A letter of reference is a key term in a wrongful dismissal matter. It would be prudent in most situations to include the actual letter as a term of the settlement. Attach it as an appendix, along with a provision that the oral references are consistent with the content of the reference letter. In some situations, it is stipulated that the oral references are confined to what is stipulated in the reference letter. This way you have made the reference letter and the oral references an actual term of the settlement.
Stephanie Lipp was a server at Maverick’s Sports Lounge, a restaurant and bar in Vancouver. She was described by the General Manager as being a good worker, popular with the customers and an asset to the Company. After 6 months of employment, the business was sold to a new owner. Ms. Lipp was half-way through her pregnancy and showing at the time. The new owner expressed a desire to change the image of Maverick’s into a Sports Bar which included plans to reduce daytime hours and implement a “lingerie night”.

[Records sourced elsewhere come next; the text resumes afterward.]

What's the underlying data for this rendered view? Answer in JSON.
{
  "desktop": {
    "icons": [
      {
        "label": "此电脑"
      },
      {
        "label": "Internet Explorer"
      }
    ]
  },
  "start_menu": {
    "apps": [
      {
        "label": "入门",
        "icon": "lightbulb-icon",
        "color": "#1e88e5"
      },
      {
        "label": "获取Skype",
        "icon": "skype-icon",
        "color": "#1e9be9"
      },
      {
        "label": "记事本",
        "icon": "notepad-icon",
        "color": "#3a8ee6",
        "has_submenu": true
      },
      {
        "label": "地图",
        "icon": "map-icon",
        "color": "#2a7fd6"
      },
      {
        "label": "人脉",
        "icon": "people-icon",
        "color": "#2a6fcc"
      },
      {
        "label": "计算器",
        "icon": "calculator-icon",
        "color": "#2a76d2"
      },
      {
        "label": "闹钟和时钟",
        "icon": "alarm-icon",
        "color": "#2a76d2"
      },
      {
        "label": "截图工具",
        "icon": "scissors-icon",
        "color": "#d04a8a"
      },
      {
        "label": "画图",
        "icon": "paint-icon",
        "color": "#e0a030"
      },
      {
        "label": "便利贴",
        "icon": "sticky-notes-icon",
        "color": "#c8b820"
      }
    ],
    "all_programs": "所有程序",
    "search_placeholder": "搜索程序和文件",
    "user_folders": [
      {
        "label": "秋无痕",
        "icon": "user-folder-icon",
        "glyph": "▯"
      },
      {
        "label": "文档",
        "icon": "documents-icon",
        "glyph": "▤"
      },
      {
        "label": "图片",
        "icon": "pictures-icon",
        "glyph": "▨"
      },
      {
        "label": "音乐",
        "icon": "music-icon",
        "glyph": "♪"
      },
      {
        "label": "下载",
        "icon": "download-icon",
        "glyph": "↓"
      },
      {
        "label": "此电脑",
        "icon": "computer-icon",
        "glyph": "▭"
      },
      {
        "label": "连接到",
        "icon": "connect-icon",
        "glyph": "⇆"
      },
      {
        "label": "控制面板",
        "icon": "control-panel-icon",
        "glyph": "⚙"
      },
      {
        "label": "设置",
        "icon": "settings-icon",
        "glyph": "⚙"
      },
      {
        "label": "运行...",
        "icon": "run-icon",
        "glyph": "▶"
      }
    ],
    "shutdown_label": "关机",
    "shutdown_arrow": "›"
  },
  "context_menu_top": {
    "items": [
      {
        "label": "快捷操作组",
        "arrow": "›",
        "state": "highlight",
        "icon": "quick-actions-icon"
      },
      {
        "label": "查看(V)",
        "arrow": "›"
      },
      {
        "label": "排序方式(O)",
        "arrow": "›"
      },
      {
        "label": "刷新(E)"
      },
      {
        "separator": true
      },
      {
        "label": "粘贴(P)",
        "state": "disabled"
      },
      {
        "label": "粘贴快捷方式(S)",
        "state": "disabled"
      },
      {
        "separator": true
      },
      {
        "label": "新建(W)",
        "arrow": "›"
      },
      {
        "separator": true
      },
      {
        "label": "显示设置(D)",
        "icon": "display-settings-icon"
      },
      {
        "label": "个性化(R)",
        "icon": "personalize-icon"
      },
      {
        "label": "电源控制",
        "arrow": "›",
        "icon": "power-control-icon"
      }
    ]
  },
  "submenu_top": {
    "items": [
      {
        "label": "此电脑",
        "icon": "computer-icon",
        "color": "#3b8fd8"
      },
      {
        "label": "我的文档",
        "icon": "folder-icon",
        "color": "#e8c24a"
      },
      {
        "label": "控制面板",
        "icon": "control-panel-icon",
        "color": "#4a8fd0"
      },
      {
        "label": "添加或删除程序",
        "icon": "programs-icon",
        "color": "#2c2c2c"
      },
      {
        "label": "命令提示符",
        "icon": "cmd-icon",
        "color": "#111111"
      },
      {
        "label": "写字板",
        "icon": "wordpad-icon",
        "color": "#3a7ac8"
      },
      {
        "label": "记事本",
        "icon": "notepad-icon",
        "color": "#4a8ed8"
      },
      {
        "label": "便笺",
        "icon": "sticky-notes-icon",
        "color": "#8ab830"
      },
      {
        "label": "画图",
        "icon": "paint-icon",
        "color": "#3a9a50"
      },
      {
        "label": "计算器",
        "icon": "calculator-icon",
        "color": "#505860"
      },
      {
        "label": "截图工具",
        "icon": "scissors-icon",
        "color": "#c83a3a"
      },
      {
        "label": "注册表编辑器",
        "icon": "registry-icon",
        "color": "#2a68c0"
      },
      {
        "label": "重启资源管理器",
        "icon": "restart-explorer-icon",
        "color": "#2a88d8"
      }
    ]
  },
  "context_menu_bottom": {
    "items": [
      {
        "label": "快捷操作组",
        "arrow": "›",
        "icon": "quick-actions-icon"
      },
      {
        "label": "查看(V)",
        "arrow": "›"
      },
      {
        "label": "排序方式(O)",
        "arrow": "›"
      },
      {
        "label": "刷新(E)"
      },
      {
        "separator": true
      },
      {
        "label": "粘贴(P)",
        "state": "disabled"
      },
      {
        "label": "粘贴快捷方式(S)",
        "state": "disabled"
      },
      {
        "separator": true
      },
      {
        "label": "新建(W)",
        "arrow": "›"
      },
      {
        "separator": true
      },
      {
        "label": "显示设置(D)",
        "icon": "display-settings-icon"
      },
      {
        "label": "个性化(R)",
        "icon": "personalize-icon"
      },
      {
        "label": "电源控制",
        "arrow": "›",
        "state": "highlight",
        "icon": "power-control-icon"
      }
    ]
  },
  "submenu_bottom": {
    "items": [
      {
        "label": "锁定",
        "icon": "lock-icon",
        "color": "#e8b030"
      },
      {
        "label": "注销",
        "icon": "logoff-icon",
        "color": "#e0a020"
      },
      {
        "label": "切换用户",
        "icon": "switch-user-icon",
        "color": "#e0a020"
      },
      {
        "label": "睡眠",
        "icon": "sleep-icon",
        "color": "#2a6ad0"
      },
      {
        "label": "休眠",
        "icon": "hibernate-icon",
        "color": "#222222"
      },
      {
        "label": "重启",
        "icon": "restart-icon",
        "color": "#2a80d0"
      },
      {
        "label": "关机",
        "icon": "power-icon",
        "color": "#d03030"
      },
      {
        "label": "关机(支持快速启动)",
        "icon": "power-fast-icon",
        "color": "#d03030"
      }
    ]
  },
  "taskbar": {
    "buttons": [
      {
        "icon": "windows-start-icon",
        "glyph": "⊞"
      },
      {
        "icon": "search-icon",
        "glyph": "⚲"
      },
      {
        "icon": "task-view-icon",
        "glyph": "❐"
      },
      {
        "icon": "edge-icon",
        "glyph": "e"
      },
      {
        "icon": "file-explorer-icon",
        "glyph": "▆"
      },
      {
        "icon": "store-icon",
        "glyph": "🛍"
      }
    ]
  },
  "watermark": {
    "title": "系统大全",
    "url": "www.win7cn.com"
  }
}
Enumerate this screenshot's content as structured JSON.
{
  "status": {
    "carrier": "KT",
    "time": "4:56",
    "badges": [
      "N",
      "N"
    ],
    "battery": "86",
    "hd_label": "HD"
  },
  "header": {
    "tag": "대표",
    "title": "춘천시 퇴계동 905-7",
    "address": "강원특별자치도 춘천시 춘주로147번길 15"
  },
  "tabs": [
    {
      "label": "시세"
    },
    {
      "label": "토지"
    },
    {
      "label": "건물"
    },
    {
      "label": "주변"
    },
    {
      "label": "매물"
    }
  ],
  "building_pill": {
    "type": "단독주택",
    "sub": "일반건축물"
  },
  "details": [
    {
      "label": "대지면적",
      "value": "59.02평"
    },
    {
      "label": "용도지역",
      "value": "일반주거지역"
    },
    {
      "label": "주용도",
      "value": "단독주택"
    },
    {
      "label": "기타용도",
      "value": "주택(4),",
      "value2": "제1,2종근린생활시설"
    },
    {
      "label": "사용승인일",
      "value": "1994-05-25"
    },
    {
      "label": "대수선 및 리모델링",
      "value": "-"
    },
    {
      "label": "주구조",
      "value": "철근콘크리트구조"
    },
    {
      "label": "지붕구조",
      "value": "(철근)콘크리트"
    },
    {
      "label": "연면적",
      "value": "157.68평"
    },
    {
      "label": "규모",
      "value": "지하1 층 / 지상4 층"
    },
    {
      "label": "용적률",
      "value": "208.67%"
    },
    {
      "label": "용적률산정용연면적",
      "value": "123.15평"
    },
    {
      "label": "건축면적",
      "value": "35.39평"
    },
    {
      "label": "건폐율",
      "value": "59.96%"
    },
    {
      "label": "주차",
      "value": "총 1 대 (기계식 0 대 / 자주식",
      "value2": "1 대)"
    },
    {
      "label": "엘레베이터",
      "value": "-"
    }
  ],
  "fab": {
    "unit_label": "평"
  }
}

In a meeting between the new owner and the General Manager to discuss staffing changes, the new owner put his hands in front of his stomach in a gesture to indicate that Ms. Lipp was pregnant and directed that her hours be reduced from four shifts to one shift per week. While all staff experienced a reduction in shifts, the reduction in Ms. Lipp’s hours was the most extreme.
In a meeting to discuss why her hours had been reduced so drastically, the owner stated to Ms. Lipp that he could give anyone any shifts he wanted; he denied that it was due to her pregnancy and abruptly ended the meeting. It was subsequently reported to Ms. Lipp by the bartender and the kitchen manager that the owner wanted to get rid of her due to her pregnancy. The owner on more than one occasion referred to Ms. Lipp as “that pregnant bitch” and made a casual remark to other staff saying “What’s up with the pregnant girl” in a tone which would indicate that he thought she was out of place working as a pregnant employee at Maverick’s. The last straw was when management scheduled another server to come in on Ms. Lipp’s shift. When Ms. Lipp showed up 15 minutes early for her shift, she was informed that only one server was required and she was the one being sent home. The following day the floor manager texted her to tell her that she had been scheduled for two day shifts the following week but then later texted her to say that because business was slow, they would no longer be open on weekdays. Only one of her two shifts was re-scheduled to a weeknight. Ms. Lipp retained a lawyer and filed a complaint which was heard before the British Columbia Human Rights Tribunal.
The Tribunal in its decision found that Maverick’s Sports Lounge discriminated against Ms. Lipp contrary to section 13(1) of the Human Rights Code on the ground of sex (pregnancy) and ordered the Company to pay to Ms. Lipp the sum of $7,500.00 as compensation for injury to dignity, feelings and self-respect and $2,000.00 in compensation for lost wages plus interest.
Further Reading: Lipp v. 0965319 B.C. Ltd. doing business as Maverick’s Sports Lounge